Task goal:
Can you retype every record below exactly as written?

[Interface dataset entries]
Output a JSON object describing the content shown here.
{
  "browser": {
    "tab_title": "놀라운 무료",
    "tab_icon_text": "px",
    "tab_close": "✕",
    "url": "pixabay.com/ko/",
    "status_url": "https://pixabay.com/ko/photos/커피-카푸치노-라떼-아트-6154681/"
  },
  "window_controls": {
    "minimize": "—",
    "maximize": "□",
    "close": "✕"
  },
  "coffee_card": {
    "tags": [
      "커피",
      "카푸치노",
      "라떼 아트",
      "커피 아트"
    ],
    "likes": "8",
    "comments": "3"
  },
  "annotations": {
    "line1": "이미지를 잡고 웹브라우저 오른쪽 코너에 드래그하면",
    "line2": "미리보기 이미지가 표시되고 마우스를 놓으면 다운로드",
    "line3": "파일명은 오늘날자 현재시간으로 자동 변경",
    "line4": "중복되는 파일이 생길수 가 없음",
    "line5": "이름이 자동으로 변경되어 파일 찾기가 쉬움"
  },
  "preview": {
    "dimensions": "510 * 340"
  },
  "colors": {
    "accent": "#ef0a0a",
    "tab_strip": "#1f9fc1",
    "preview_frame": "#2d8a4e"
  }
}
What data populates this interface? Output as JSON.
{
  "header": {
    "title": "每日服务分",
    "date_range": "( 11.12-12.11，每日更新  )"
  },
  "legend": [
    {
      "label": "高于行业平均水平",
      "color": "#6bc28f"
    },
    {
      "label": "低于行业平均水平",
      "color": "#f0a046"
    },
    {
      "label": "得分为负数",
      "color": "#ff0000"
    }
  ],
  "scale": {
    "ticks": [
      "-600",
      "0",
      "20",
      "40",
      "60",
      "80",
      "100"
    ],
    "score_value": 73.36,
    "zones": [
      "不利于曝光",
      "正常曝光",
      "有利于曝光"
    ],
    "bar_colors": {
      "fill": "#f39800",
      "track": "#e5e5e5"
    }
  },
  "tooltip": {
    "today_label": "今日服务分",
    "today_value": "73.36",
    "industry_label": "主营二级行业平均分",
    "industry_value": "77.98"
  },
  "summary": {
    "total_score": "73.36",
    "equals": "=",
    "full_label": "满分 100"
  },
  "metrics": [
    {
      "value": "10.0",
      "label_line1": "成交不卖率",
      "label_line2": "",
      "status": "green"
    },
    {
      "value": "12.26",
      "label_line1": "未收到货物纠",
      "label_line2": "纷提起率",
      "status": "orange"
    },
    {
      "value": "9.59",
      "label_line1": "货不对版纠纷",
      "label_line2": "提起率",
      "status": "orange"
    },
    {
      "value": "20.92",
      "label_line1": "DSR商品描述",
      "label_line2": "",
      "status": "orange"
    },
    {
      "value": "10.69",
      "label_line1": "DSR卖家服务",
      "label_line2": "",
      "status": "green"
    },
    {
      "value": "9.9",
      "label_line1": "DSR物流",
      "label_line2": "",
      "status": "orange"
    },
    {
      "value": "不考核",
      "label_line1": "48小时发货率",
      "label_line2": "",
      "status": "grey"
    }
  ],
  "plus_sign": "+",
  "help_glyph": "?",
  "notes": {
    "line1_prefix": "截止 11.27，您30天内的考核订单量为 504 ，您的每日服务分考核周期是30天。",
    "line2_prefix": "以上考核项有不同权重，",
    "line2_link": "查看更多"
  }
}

Reply:
Output a JSON object describing the content shown here.
{
  "browser": {
    "tab_title": "놀라운 무료",
    "tab_icon_text": "px",
    "tab_close": "✕",
    "url": "pixabay.com/ko/",
    "status_url": "https://pixabay.com/ko/photos/커피-카푸치노-라떼-아트-6154681/"
  },
  "window_controls": {
    "minimize": "—",
    "maximize": "□",
    "close": "✕"
  },
  "coffee_card": {
    "tags": [
      "커피",
      "카푸치노",
      "라떼 아트",
      "커피 아트"
    ],
    "likes": "8",
    "comments": "3"
  },
  "annotations": {
    "line1": "이미지를 잡고 웹브라우저 오른쪽 코너에 드래그하면",
    "line2": "미리보기 이미지가 표시되고 마우스를 놓으면 다운로드",
    "line3": "파일명은 오늘날자 현재시간으로 자동 변경",
    "line4": "중복되는 파일이 생길수 가 없음",
    "line5": "이름이 자동으로 변경되어 파일 찾기가 쉬움"
  },
  "preview": {
    "dimensions": "510 * 340"
  },
  "colors": {
    "accent": "#ef0a0a",
    "tab_strip": "#1f9fc1",
    "preview_frame": "#2d8a4e"
  }
}
What data populates this interface? Output as JSON.
{
  "header": {
    "title": "每日服务分",
    "date_range": "( 11.12-12.11，每日更新  )"
  },
  "legend": [
    {
      "label": "高于行业平均水平",
      "color": "#6bc28f"
    },
    {
      "label": "低于行业平均水平",
      "color": "#f0a046"
    },
    {
      "label": "得分为负数",
      "color": "#ff0000"
    }
  ],
  "scale": {
    "ticks": [
      "-600",
      "0",
      "20",
      "40",
      "60",
      "80",
      "100"
    ],
    "score_value": 73.36,
    "zones": [
      "不利于曝光",
      "正常曝光",
      "有利于曝光"
    ],
    "bar_colors": {
      "fill": "#f39800",
      "track": "#e5e5e5"
    }
  },
  "tooltip": {
    "today_label": "今日服务分",
    "today_value": "73.36",
    "industry_label": "主营二级行业平均分",
    "industry_value": "77.98"
  },
  "summary": {
    "total_score": "73.36",
    "equals": "=",
    "full_label": "满分 100"
  },
  "metrics": [
    {
      "value": "10.0",
      "label_line1": "成交不卖率",
      "label_line2": "",
      "status": "green"
    },
    {
      "value": "12.26",
      "label_line1": "未收到货物纠",
      "label_line2": "纷提起率",
      "status": "orange"
    },
    {
      "value": "9.59",
      "label_line1": "货不对版纠纷",
      "label_line2": "提起率",
      "status": "orange"
    },
    {
      "value": "20.92",
      "label_line1": "DSR商品描述",
      "label_line2": "",
      "status": "orange"
    },
    {
      "value": "10.69",
      "label_line1": "DSR卖家服务",
      "label_line2": "",
      "status": "green"
    },
    {
      "value": "9.9",
      "label_line1": "DSR物流",
      "label_line2": "",
      "status": "orange"
    },
    {
      "value": "不考核",
      "label_line1": "48小时发货率",
      "label_line2": "",
      "status": "grey"
    }
  ],
  "plus_sign": "+",
  "help_glyph": "?",
  "notes": {
    "line1_prefix": "截止 11.27，您30天内的考核订单量为 504 ，您的每日服务分考核周期是30天。",
    "line2_prefix": "以上考核项有不同权重，",
    "line2_link": "查看更多"
  }
}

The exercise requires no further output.